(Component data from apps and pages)
+===+

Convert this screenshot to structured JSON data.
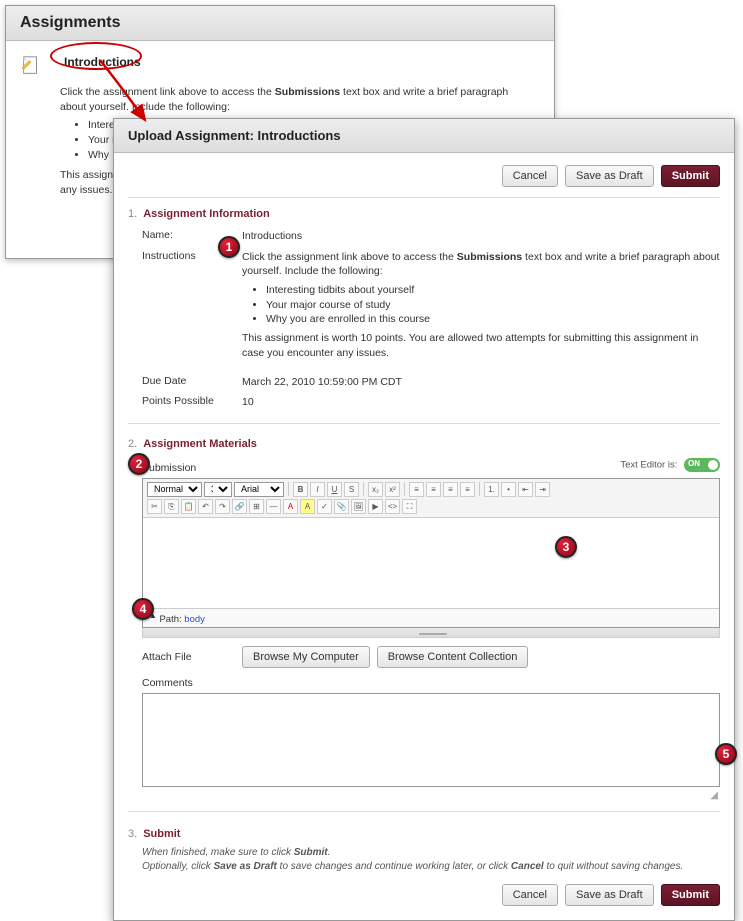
{
  "back": {
    "title": "Assignments",
    "link": "Introductions",
    "intro_pre": "Click the assignment link above to access the ",
    "intro_bold": "Submissions",
    "intro_post": " text box and write a brief paragraph about yourself. Include the following:",
    "bullets": [
      "Interesting tidbits about yourself",
      "Your major course of study",
      "Why"
    ],
    "footer": "This assignment\nany issues."
  },
  "front": {
    "title": "Upload Assignment: Introductions",
    "actions": {
      "cancel": "Cancel",
      "draft": "Save as Draft",
      "submit": "Submit"
    },
    "sec1": {
      "num": "1.",
      "title": "Assignment Information"
    },
    "name_label": "Name:",
    "name_value": "Introductions",
    "instr_label": "Instructions",
    "instr_pre": "Click the assignment link above to access the ",
    "instr_bold": "Submissions",
    "instr_post": " text box and write a brief paragraph about yourself. Include the following:",
    "instr_bullets": [
      "Interesting tidbits about yourself",
      "Your major course of study",
      "Why you are enrolled in this course"
    ],
    "instr_footer": "This assignment is worth 10 points. You are allowed two attempts for submitting this assignment in case you encounter any issues.",
    "due_label": "Due Date",
    "due_value": "March 22, 2010 10:59:00 PM CDT",
    "pts_label": "Points Possible",
    "pts_value": "10",
    "sec2": {
      "num": "2.",
      "title": "Assignment Materials"
    },
    "submission_label": "Submission",
    "editor_toggle_label": "Text Editor is:",
    "editor_toggle_state": "ON",
    "tb": {
      "style": "Normal",
      "size": "3",
      "font": "Arial"
    },
    "path_label": "Path: ",
    "path_value": "body",
    "attach_label": "Attach File",
    "browse_computer": "Browse My Computer",
    "browse_collection": "Browse Content Collection",
    "comments_label": "Comments",
    "sec3": {
      "num": "3.",
      "title": "Submit"
    },
    "submit_line1_pre": "When finished, make sure to click ",
    "submit_line1_bold": "Submit",
    "submit_line1_post": ".",
    "submit_line2_pre": "Optionally, click ",
    "submit_line2_b1": "Save as Draft",
    "submit_line2_mid": " to save changes and continue working later, or click ",
    "submit_line2_b2": "Cancel",
    "submit_line2_post": " to quit without saving changes."
  },
  "markers": {
    "m1": "1",
    "m2": "2",
    "m3": "3",
    "m4": "4",
    "m5": "5"
  }
}
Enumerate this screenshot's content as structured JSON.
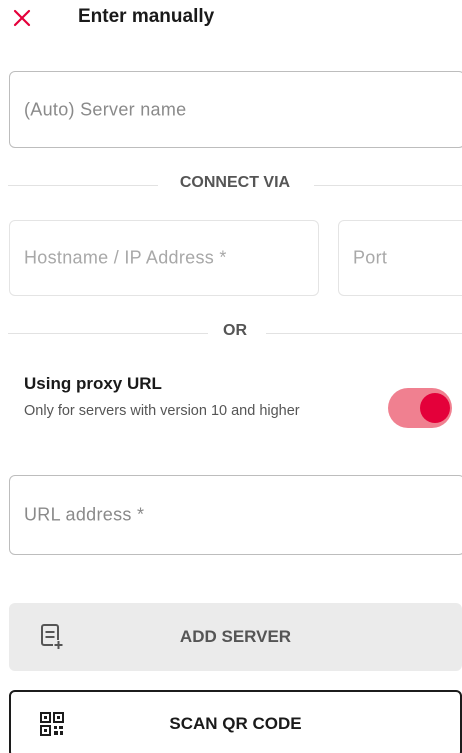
{
  "header": {
    "title": "Enter manually",
    "close_icon": "close-icon",
    "close_color": "#e4003a"
  },
  "server_name": {
    "placeholder": "(Auto) Server name"
  },
  "connect_via": {
    "label": "CONNECT VIA"
  },
  "hostname": {
    "placeholder": "Hostname / IP Address *"
  },
  "port": {
    "placeholder": "Port"
  },
  "or_divider": {
    "label": "OR"
  },
  "proxy": {
    "title": "Using proxy URL",
    "description": "Only for servers with version 10 and higher",
    "enabled": true,
    "accent_color": "#e4003a"
  },
  "url_address": {
    "placeholder": "URL address *"
  },
  "buttons": {
    "add_server": {
      "label": "ADD SERVER",
      "icon": "add-list-icon"
    },
    "scan_qr": {
      "label": "SCAN QR CODE",
      "icon": "qr-code-icon"
    }
  }
}
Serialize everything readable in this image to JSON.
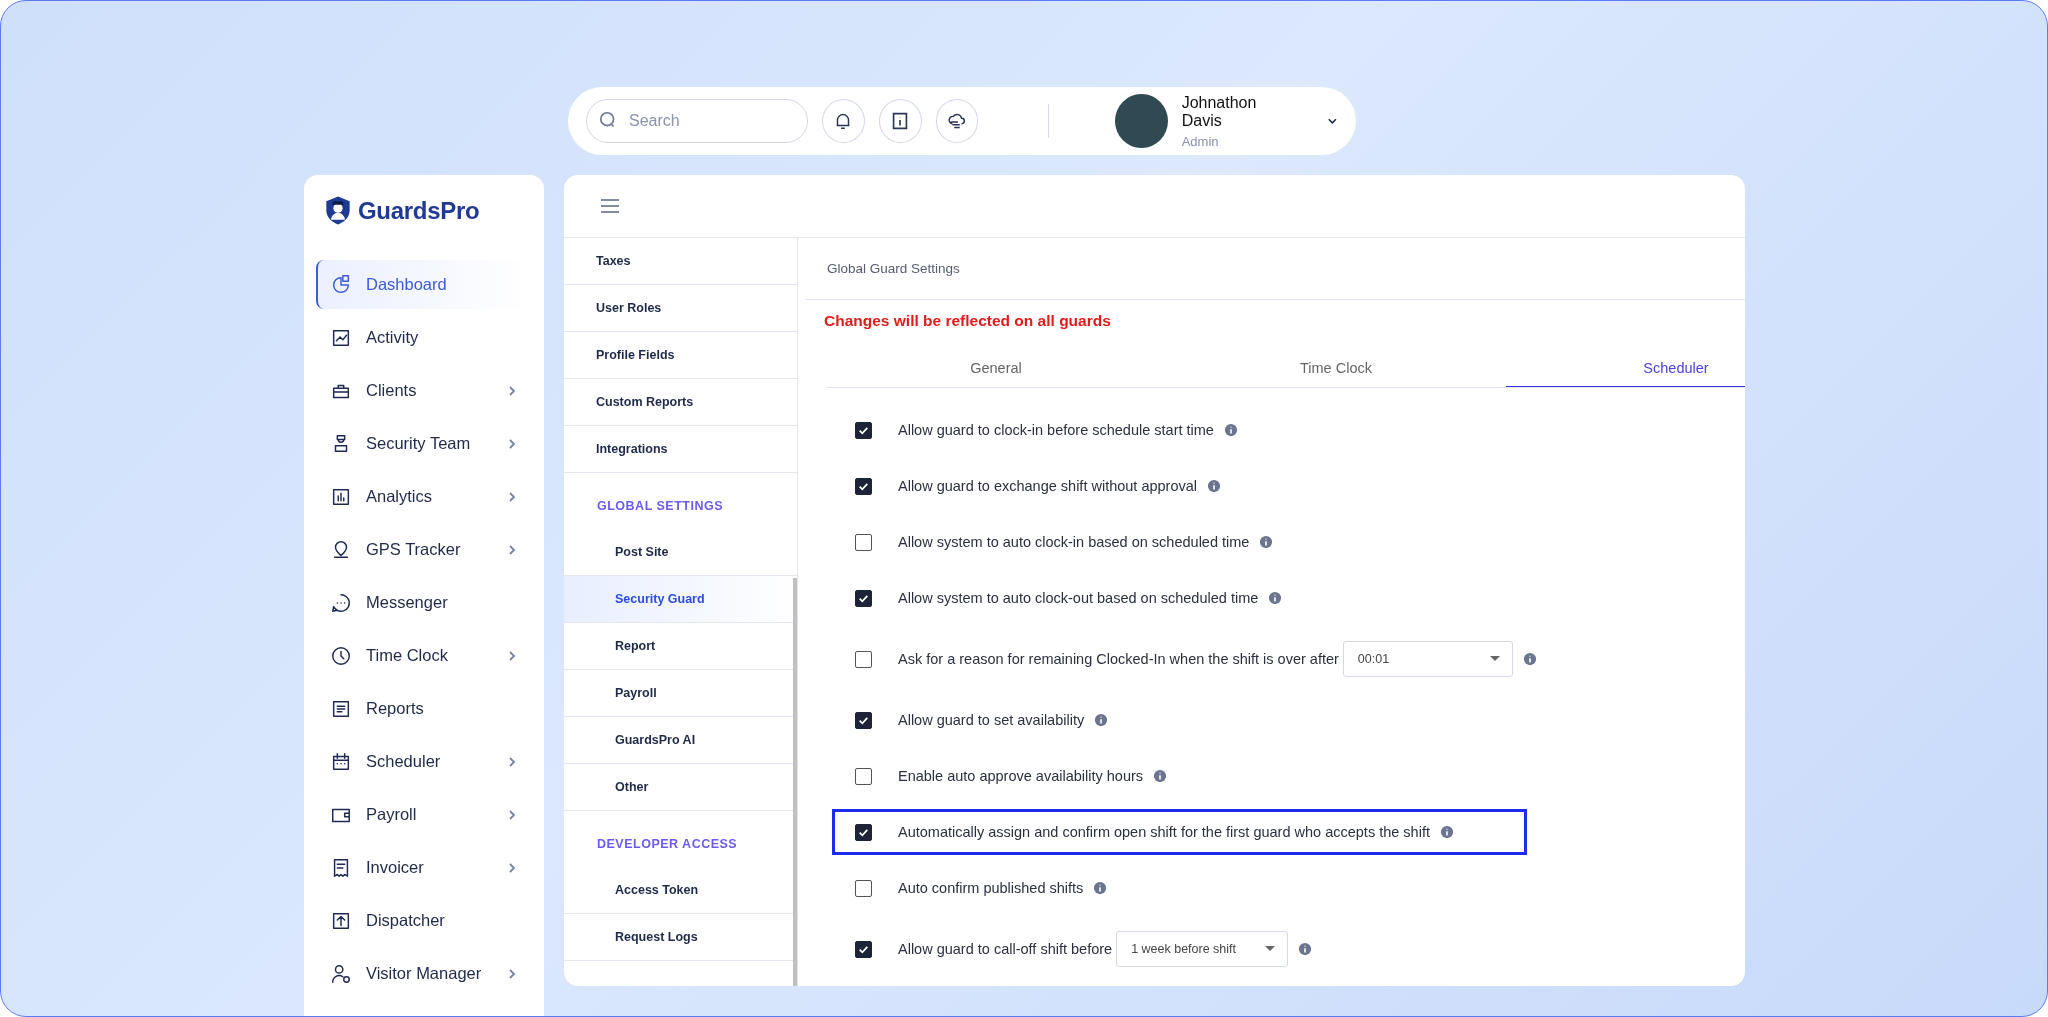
{
  "topbar": {
    "search": {
      "placeholder": "Search"
    },
    "user": {
      "name": "Johnathon Davis",
      "role": "Admin"
    }
  },
  "sidebar": {
    "logo": "GuardsPro",
    "items": [
      {
        "label": "Dashboard",
        "selected": true,
        "submenu": false
      },
      {
        "label": "Activity",
        "selected": false,
        "submenu": false
      },
      {
        "label": "Clients",
        "selected": false,
        "submenu": true
      },
      {
        "label": "Security Team",
        "selected": false,
        "submenu": true
      },
      {
        "label": "Analytics",
        "selected": false,
        "submenu": true
      },
      {
        "label": "GPS Tracker",
        "selected": false,
        "submenu": true
      },
      {
        "label": "Messenger",
        "selected": false,
        "submenu": false
      },
      {
        "label": "Time Clock",
        "selected": false,
        "submenu": true
      },
      {
        "label": "Reports",
        "selected": false,
        "submenu": false
      },
      {
        "label": "Scheduler",
        "selected": false,
        "submenu": true
      },
      {
        "label": "Payroll",
        "selected": false,
        "submenu": true
      },
      {
        "label": "Invoicer",
        "selected": false,
        "submenu": true
      },
      {
        "label": "Dispatcher",
        "selected": false,
        "submenu": false
      },
      {
        "label": "Visitor Manager",
        "selected": false,
        "submenu": true
      }
    ]
  },
  "settings_menu": {
    "items": [
      {
        "label": "Taxes",
        "selected": false
      },
      {
        "label": "User Roles",
        "selected": false
      },
      {
        "label": "Profile Fields",
        "selected": false
      },
      {
        "label": "Custom Reports",
        "selected": false
      },
      {
        "label": "Integrations",
        "selected": false
      }
    ],
    "groups": [
      {
        "heading": "GLOBAL SETTINGS",
        "items": [
          {
            "label": "Post Site",
            "selected": false
          },
          {
            "label": "Security Guard",
            "selected": true
          },
          {
            "label": "Report",
            "selected": false
          },
          {
            "label": "Payroll",
            "selected": false
          },
          {
            "label": "GuardsPro AI",
            "selected": false
          },
          {
            "label": "Other",
            "selected": false
          }
        ]
      },
      {
        "heading": "DEVELOPER ACCESS",
        "items": [
          {
            "label": "Access Token",
            "selected": false
          },
          {
            "label": "Request Logs",
            "selected": false
          }
        ]
      }
    ]
  },
  "content": {
    "title": "Global Guard Settings",
    "warning": "Changes will be reflected on all guards",
    "tabs": [
      {
        "label": "General",
        "selected": false
      },
      {
        "label": "Time Clock",
        "selected": false
      },
      {
        "label": "Scheduler",
        "selected": true
      }
    ],
    "settings": [
      {
        "kind": "checkbox",
        "label": "Allow guard to clock-in before schedule start time",
        "checked": true,
        "highlighted": false
      },
      {
        "kind": "checkbox",
        "label": "Allow guard to exchange shift without approval",
        "checked": true,
        "highlighted": false
      },
      {
        "kind": "checkbox",
        "label": "Allow system to auto clock-in based on scheduled time",
        "checked": false,
        "highlighted": false
      },
      {
        "kind": "checkbox",
        "label": "Allow system to auto clock-out based on scheduled time",
        "checked": true,
        "highlighted": false
      },
      {
        "kind": "select",
        "label": "Ask for a reason for remaining Clocked-In when the shift is over after",
        "checked": false,
        "highlighted": false,
        "value": "00:01"
      },
      {
        "kind": "checkbox",
        "label": "Allow guard to set availability",
        "checked": true,
        "highlighted": false
      },
      {
        "kind": "checkbox",
        "label": "Enable auto approve availability hours",
        "checked": false,
        "highlighted": false
      },
      {
        "kind": "checkbox",
        "label": "Automatically assign and confirm open shift for the first guard who accepts the shift",
        "checked": true,
        "highlighted": true
      },
      {
        "kind": "checkbox",
        "label": "Auto confirm published shifts",
        "checked": false,
        "highlighted": false
      },
      {
        "kind": "select",
        "label": "Allow guard to call-off shift before",
        "checked": true,
        "highlighted": false,
        "value": "1 week before shift"
      }
    ]
  }
}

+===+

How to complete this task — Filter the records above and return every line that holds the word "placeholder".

Response area —
    "placeholder": "(Auto) Server name"
    "placeholder": "Hostname / IP Address *"
    "placeholder": "Port"
    "placeholder": "URL address *"
      "placeholder": "Search"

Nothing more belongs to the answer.